> **Your assignment**: Copy each line below that includes "Transfer".

[Excerpted data — start]

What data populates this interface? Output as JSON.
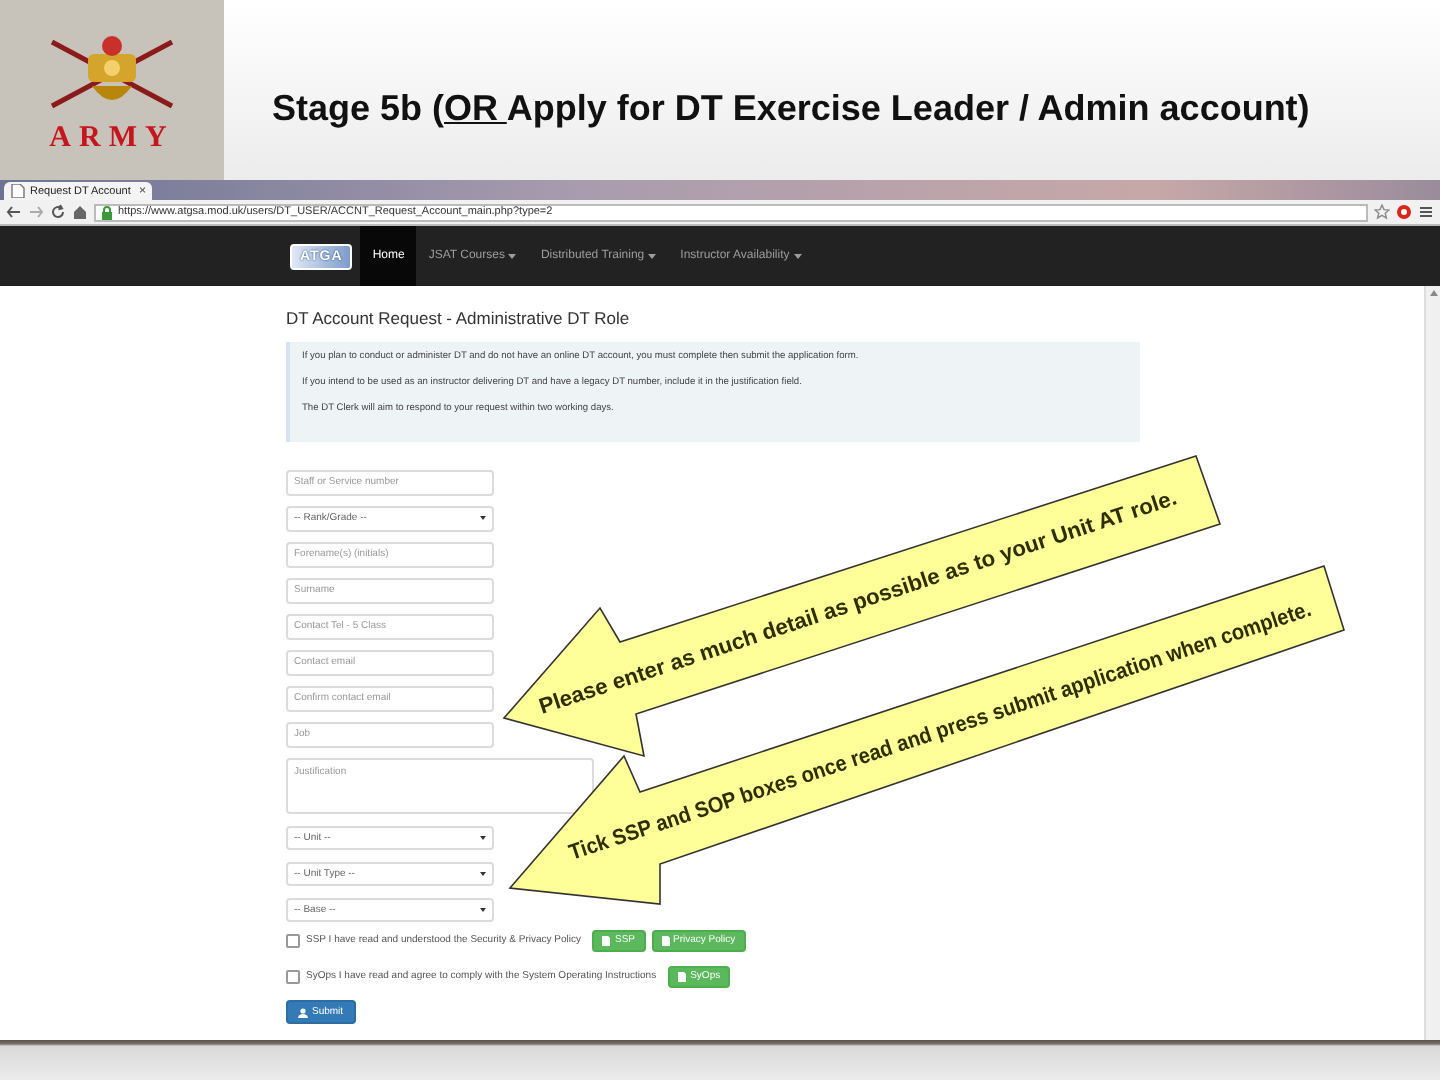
{
  "slide": {
    "logo_text": "ARMY",
    "title_before": "Stage 5b (",
    "title_underlined": "OR ",
    "title_after": "Apply for DT Exercise Leader / Admin account)"
  },
  "browser": {
    "tab_title": "Request DT Account",
    "tab_close": "×",
    "url": "https://www.atgsa.mod.uk/users/DT_USER/ACCNT_Request_Account_main.php?type=2"
  },
  "nav": {
    "logo_text": "ATGA",
    "items": [
      {
        "label": "Home",
        "selected": true,
        "dropdown": false
      },
      {
        "label": "JSAT Courses",
        "selected": false,
        "dropdown": true
      },
      {
        "label": "Distributed Training",
        "selected": false,
        "dropdown": true
      },
      {
        "label": "Instructor Availability",
        "selected": false,
        "dropdown": true
      }
    ]
  },
  "page": {
    "heading": "DT Account Request - Administrative DT Role",
    "info": [
      "If you plan to conduct or administer DT and do not have an online DT account, you must complete then submit the application form.",
      "If you intend to be used as an instructor delivering DT and have a legacy DT number, include it in the justification field.",
      "The DT Clerk will aim to respond to your request within two working days."
    ],
    "fields": [
      {
        "kind": "input",
        "placeholder": "Staff or Service number"
      },
      {
        "kind": "select",
        "value": "-- Rank/Grade --"
      },
      {
        "kind": "input",
        "placeholder": "Forename(s) (initials)"
      },
      {
        "kind": "input",
        "placeholder": "Surname"
      },
      {
        "kind": "input",
        "placeholder": "Contact Tel - 5 Class"
      },
      {
        "kind": "input",
        "placeholder": "Contact email"
      },
      {
        "kind": "input",
        "placeholder": "Confirm contact email"
      },
      {
        "kind": "input",
        "placeholder": "Job"
      },
      {
        "kind": "textarea",
        "placeholder": "Justification"
      },
      {
        "kind": "select",
        "value": "-- Unit --"
      },
      {
        "kind": "select",
        "value": "-- Unit Type --"
      },
      {
        "kind": "select",
        "value": "-- Base --"
      }
    ],
    "checks": [
      {
        "checked": false,
        "label": "SSP I have read and understood the Security & Privacy Policy",
        "buttons": [
          "SSP",
          "Privacy Policy"
        ]
      },
      {
        "checked": false,
        "label": "SyOps I have read and agree to comply with the System Operating Instructions",
        "buttons": [
          "SyOps"
        ]
      }
    ],
    "submit": "Submit"
  },
  "callouts": [
    {
      "text": "Please enter as much detail as possible as to your Unit AT role."
    },
    {
      "text": "Tick SSP and SOP boxes once read and press submit application when complete."
    }
  ]
}
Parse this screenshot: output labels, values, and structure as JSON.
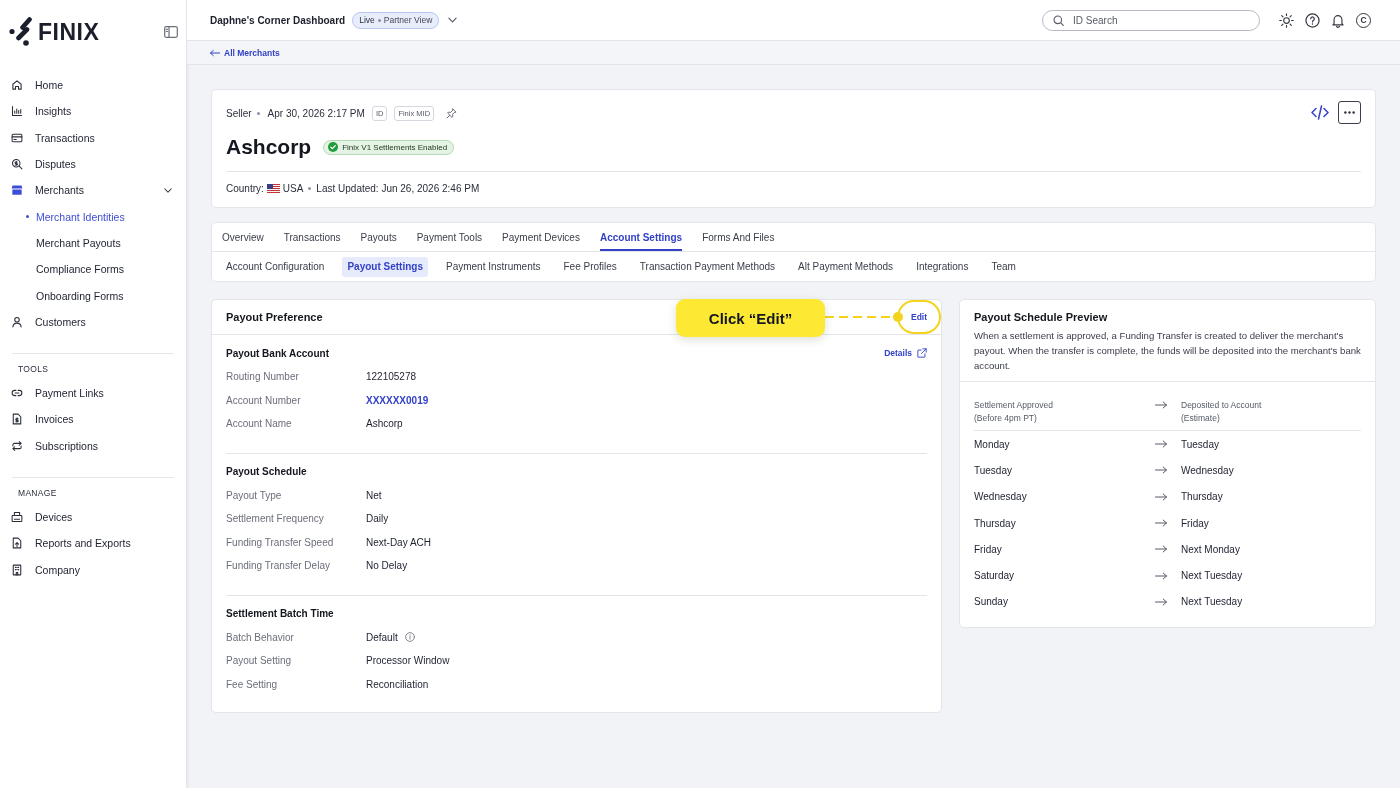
{
  "sidebar": {
    "logo": "FINIX",
    "sections": [
      {
        "items": [
          {
            "label": "Home",
            "selected": false
          },
          {
            "label": "Insights",
            "selected": false
          },
          {
            "label": "Transactions",
            "selected": false
          },
          {
            "label": "Disputes",
            "selected": false
          },
          {
            "label": "Merchants",
            "selected": true,
            "expanded": true,
            "children": [
              {
                "label": "Merchant Identities",
                "selected": true
              },
              {
                "label": "Merchant Payouts",
                "selected": false
              },
              {
                "label": "Compliance Forms",
                "selected": false
              },
              {
                "label": "Onboarding Forms",
                "selected": false
              }
            ]
          },
          {
            "label": "Customers",
            "selected": false
          }
        ]
      },
      {
        "heading": "TOOLS",
        "items": [
          {
            "label": "Payment Links",
            "selected": false
          },
          {
            "label": "Invoices",
            "selected": false
          },
          {
            "label": "Subscriptions",
            "selected": false
          }
        ]
      },
      {
        "heading": "MANAGE",
        "items": [
          {
            "label": "Devices",
            "selected": false
          },
          {
            "label": "Reports and Exports",
            "selected": false
          },
          {
            "label": "Company",
            "selected": false
          }
        ]
      }
    ]
  },
  "header": {
    "title": "Daphne's Corner Dashboard",
    "environment": {
      "mode": "Live",
      "view": "Partner View"
    },
    "search_placeholder": "ID Search",
    "user_initial": "C"
  },
  "breadcrumb": {
    "label": "All Merchants"
  },
  "merchant": {
    "type": "Seller",
    "created": "Apr 30, 2026 2:17 PM",
    "tags": [
      "ID",
      "Finix MID"
    ],
    "name": "Ashcorp",
    "status": "Finix V1 Settlements Enabled",
    "country_label": "Country:",
    "country": "USA",
    "updated": "Last Updated: Jun 26, 2026 2:46 PM"
  },
  "tabs": [
    {
      "label": "Overview",
      "selected": false
    },
    {
      "label": "Transactions",
      "selected": false
    },
    {
      "label": "Payouts",
      "selected": false
    },
    {
      "label": "Payment Tools",
      "selected": false
    },
    {
      "label": "Payment Devices",
      "selected": false
    },
    {
      "label": "Account Settings",
      "selected": true
    },
    {
      "label": "Forms And Files",
      "selected": false
    }
  ],
  "subtabs": [
    {
      "label": "Account Configuration",
      "selected": false
    },
    {
      "label": "Payout Settings",
      "selected": true
    },
    {
      "label": "Payment Instruments",
      "selected": false
    },
    {
      "label": "Fee Profiles",
      "selected": false
    },
    {
      "label": "Transaction Payment Methods",
      "selected": false
    },
    {
      "label": "Alt Payment Methods",
      "selected": false
    },
    {
      "label": "Integrations",
      "selected": false
    },
    {
      "label": "Team",
      "selected": false
    }
  ],
  "payout_preference": {
    "title": "Payout Preference",
    "edit": "Edit",
    "callout": "Click “Edit”",
    "sections": [
      {
        "title": "Payout Bank Account",
        "link": "Details",
        "rows": [
          {
            "kind": "text",
            "label": "Routing Number",
            "value": "122105278"
          },
          {
            "kind": "link",
            "label": "Account Number",
            "value": "XXXXXX0019"
          },
          {
            "kind": "text",
            "label": "Account Name",
            "value": "Ashcorp"
          }
        ]
      },
      {
        "title": "Payout Schedule",
        "rows": [
          {
            "kind": "text",
            "label": "Payout Type",
            "value": "Net"
          },
          {
            "kind": "text",
            "label": "Settlement Frequency",
            "value": "Daily"
          },
          {
            "kind": "text",
            "label": "Funding Transfer Speed",
            "value": "Next-Day ACH"
          },
          {
            "kind": "text",
            "label": "Funding Transfer Delay",
            "value": "No Delay"
          }
        ]
      },
      {
        "title": "Settlement Batch Time",
        "rows": [
          {
            "kind": "info",
            "label": "Batch Behavior",
            "value": "Default"
          },
          {
            "kind": "text",
            "label": "Payout Setting",
            "value": "Processor Window"
          },
          {
            "kind": "text",
            "label": "Fee Setting",
            "value": "Reconciliation"
          }
        ]
      }
    ]
  },
  "schedule_preview": {
    "title": "Payout Schedule Preview",
    "description": "When a settlement is approved, a Funding Transfer is created to deliver the merchant's payout. When the transfer is complete, the funds will be deposited into the merchant's bank account.",
    "columns": [
      {
        "label": "Settlement Approved",
        "note": "(Before 4pm PT)"
      },
      {
        "label": "Deposited to Account",
        "note": "(Estimate)"
      }
    ],
    "rows": [
      {
        "approved": "Monday",
        "deposited": "Tuesday"
      },
      {
        "approved": "Tuesday",
        "deposited": "Wednesday"
      },
      {
        "approved": "Wednesday",
        "deposited": "Thursday"
      },
      {
        "approved": "Thursday",
        "deposited": "Friday"
      },
      {
        "approved": "Friday",
        "deposited": "Next Monday"
      },
      {
        "approved": "Saturday",
        "deposited": "Next Tuesday"
      },
      {
        "approved": "Sunday",
        "deposited": "Next Tuesday"
      }
    ]
  }
}
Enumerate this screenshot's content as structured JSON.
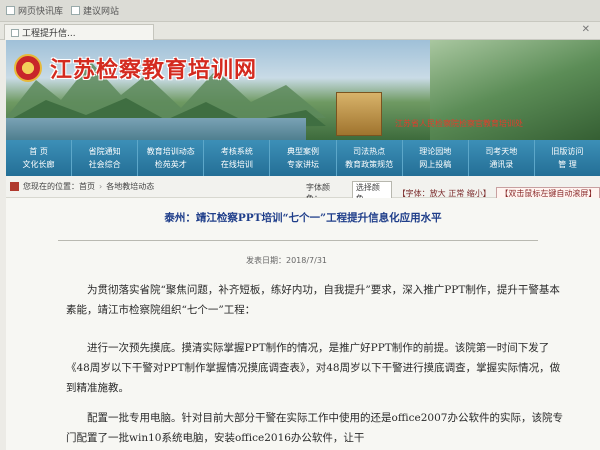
{
  "browser": {
    "favorites_label": "网页快讯库",
    "suggested_label": "建议网站",
    "tab_title": "工程提升信...",
    "close_glyph": "✕"
  },
  "banner": {
    "site_title": "江苏检察教育培训网",
    "slogan": "江苏省人民检察院检察官教育培训处"
  },
  "nav": [
    {
      "top": "首  页",
      "bottom": "文化长廊"
    },
    {
      "top": "省院通知",
      "bottom": "社会综合"
    },
    {
      "top": "教育培训动态",
      "bottom": "检苑英才"
    },
    {
      "top": "考核系统",
      "bottom": "在线培训"
    },
    {
      "top": "典型案例",
      "bottom": "专家讲坛"
    },
    {
      "top": "司法热点",
      "bottom": "教育政策规范"
    },
    {
      "top": "理论园地",
      "bottom": "网上投稿"
    },
    {
      "top": "司考天地",
      "bottom": "通讯录"
    },
    {
      "top": "旧版访问",
      "bottom": "管  理"
    }
  ],
  "breadcrumb": {
    "prefix": "您现在的位置：",
    "home": "首页",
    "section": "各地教培动态"
  },
  "tools": {
    "font_color_label": "字体颜色：",
    "font_color_value": "选择颜色",
    "font_size": "【字体：放大 正常 缩小】",
    "revert": "【双击鼠标左键自动滚屏】"
  },
  "article": {
    "title": "泰州：靖江检察PPT培训“七个一”工程提升信息化应用水平",
    "date": "发表日期：2018/7/31",
    "paragraphs": [
      "为贯彻落实省院“聚焦问题，补齐短板，练好内功，自我提升”要求，深入推广PPT制作，提升干警基本素能，靖江市检察院组织“七个一”工程：",
      "进行一次预先摸底。摸清实际掌握PPT制作的情况，是推广好PPT制作的前提。该院第一时间下发了《48周岁以下干警对PPT制作掌握情况摸底调查表》，对48周岁以下干警进行摸底调查，掌握实际情况，做到精准施教。",
      "配置一批专用电脑。针对目前大部分干警在实际工作中使用的还是office2007办公软件的实际，该院专门配置了一批win10系统电脑，安装office2016办公软件，让干"
    ]
  }
}
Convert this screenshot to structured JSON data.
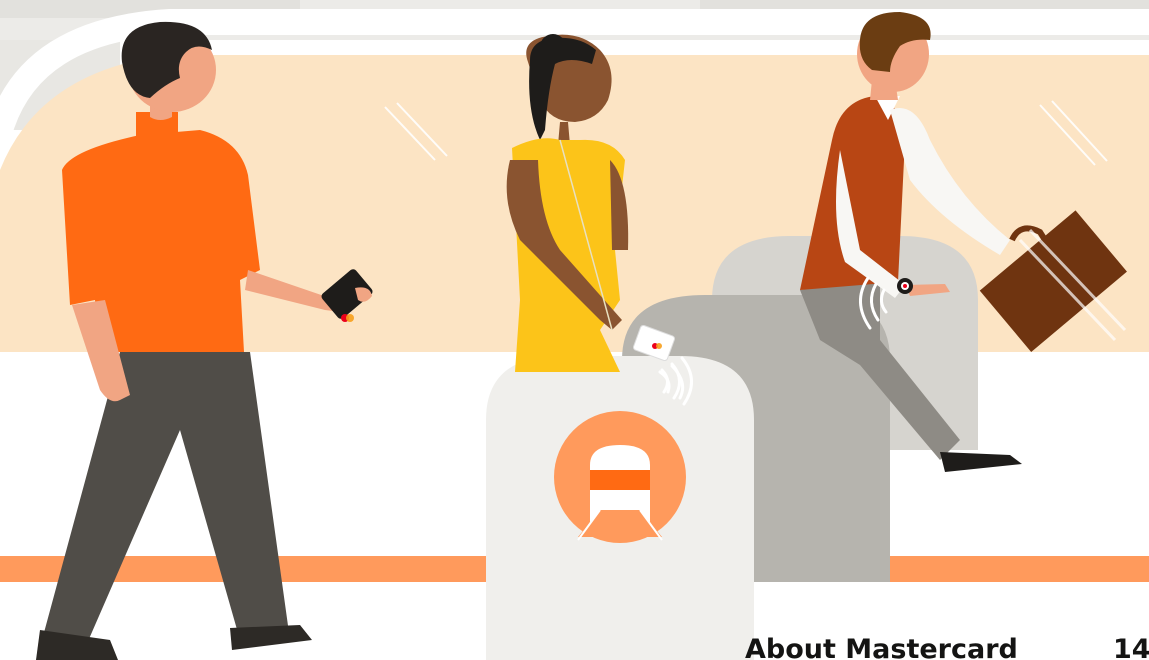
{
  "footer": {
    "title": "About Mastercard",
    "page_number": "14"
  },
  "colors": {
    "wall_band": "#fce4c4",
    "stripe": "#ff9a5c",
    "orange_shirt": "#ff6a13",
    "yellow_dress": "#fcc419",
    "vest": "#b84614",
    "briefcase": "#6f3410",
    "gate_front": "#f0efec",
    "gate_mid": "#b6b4ae",
    "gate_back": "#d6d4cf",
    "text": "#141413"
  }
}
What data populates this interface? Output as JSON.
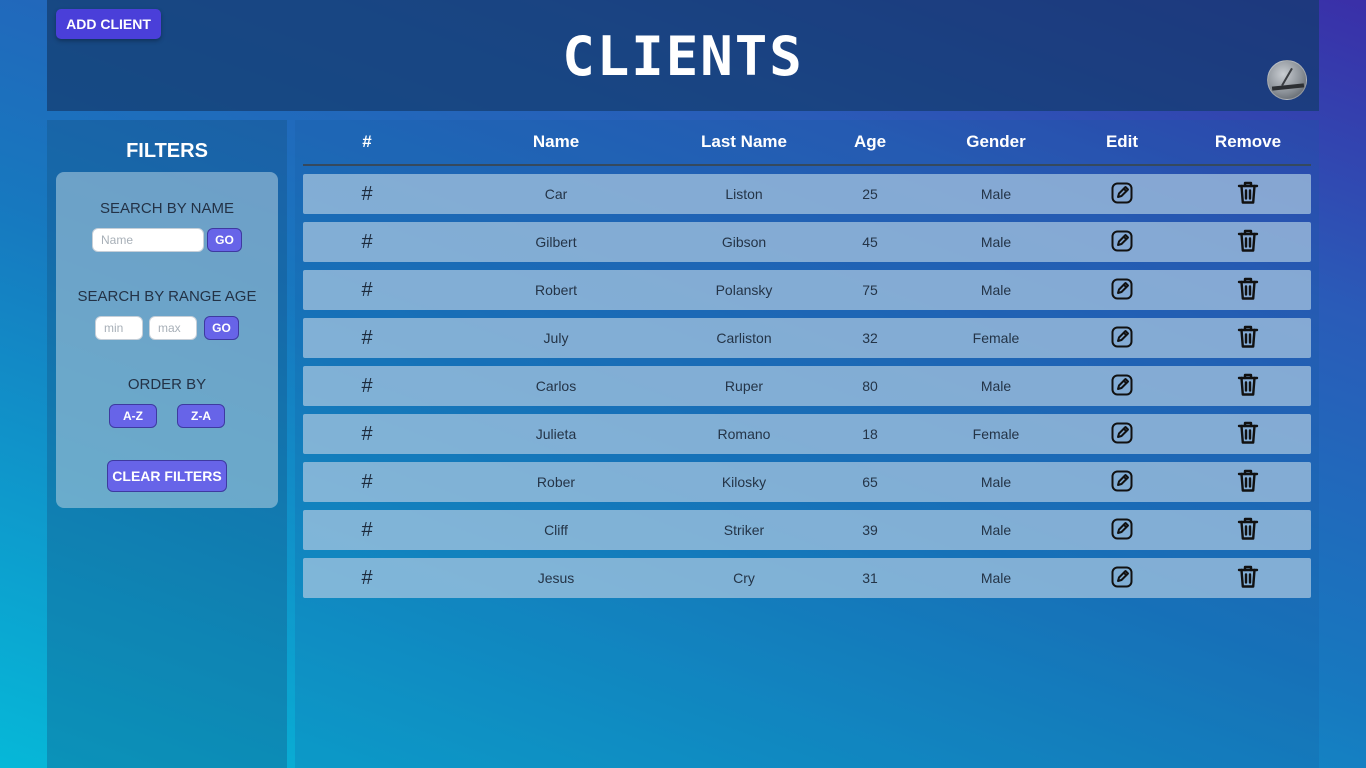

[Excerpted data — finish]

> **Response area**:
            "label": "Funding Transfer Speed",
            "label": "Funding Transfer Delay",
    "description": "When a settlement is approved, a Funding Transfer is created to deliver the merchant's payout. When the transfer is complete, the funds will be deposited into the merchant's bank account.",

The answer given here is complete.